"This indeed is more than I can justly expect from a quill worn to the pith in the service of the State, in pros and cons upon Popish Plots, and Meal Tubs, and Exclusion Bills, and Passive Obedience, and Addresses of Lives and Fortunes; and Prerogative, and Property, and Liberty of Conscience, and Letters to a Friend: from an understanding and a conscience, threadbare and ragged with perpetual turning; from a head broken in a hundred places by the malignants of the opposite factions, and from a body spent with poxes ill cured, by trusting to bawds and surgeons, who (as it afterwards appeared) were professed enemies to me and the Government, and revenged their party’s quarrel upon my nose and shins."
— Swift, Jonathan (1667-1745)
Reading Jonathan Swift, A Tale of a Tub and Other Works, eds. Angus Ross and David Woolley. (Oxford: Oxford University Press, 1986). Some text drawn from ebooks@Adelaide.
Note, the textual history is complicated. First published May 10, 1704. The second edition of 1704 and the fifth of 1710 include new material. Ross and Woolley's text is an eclectic one, based on the three authoritative editions.
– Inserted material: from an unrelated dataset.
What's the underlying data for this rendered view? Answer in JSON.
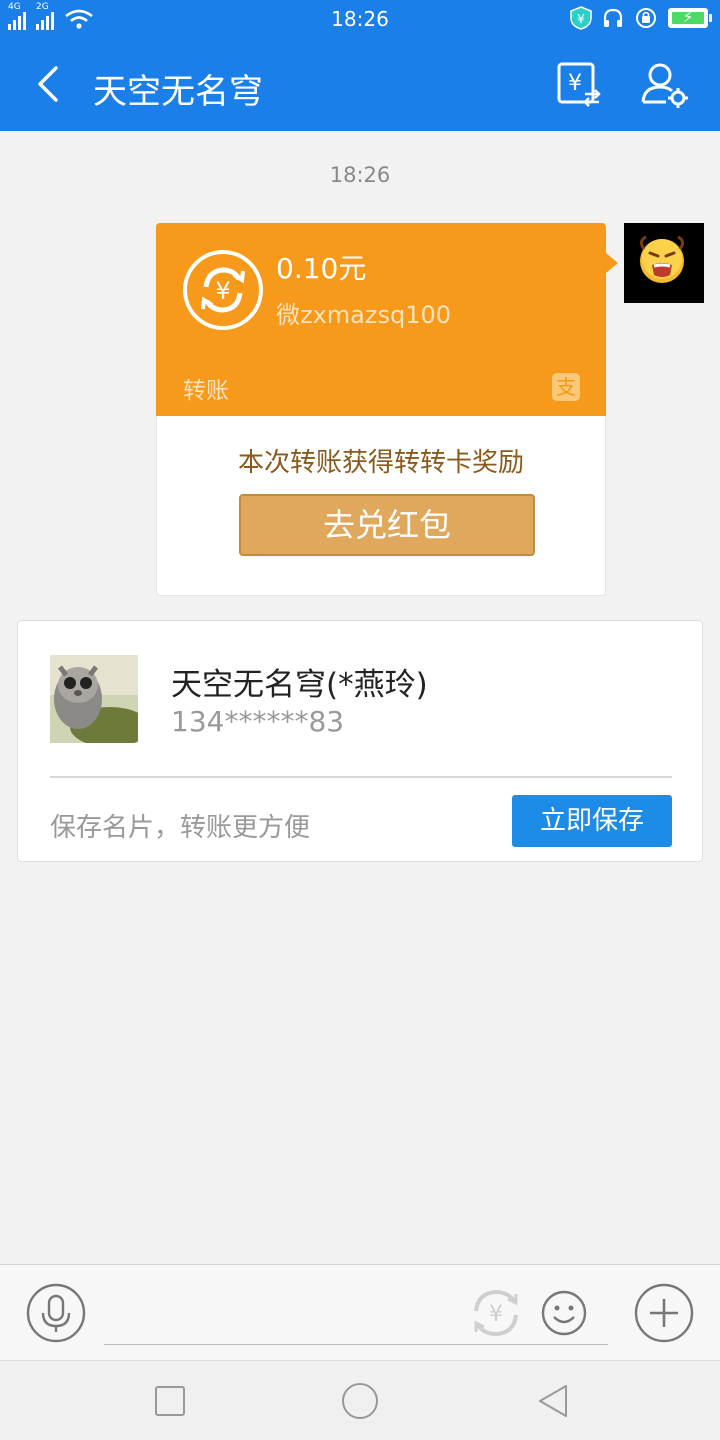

See A Tale of a Tub. Written for the Universal Improvement of Mankind. To Which Is Added, an Account of a Battel Between the Antient and Modern Books in St. James's Library, 2nd edition, corrected (London: Printed for John Nutt, 1704). <Link to ESTC><Link to ECCO>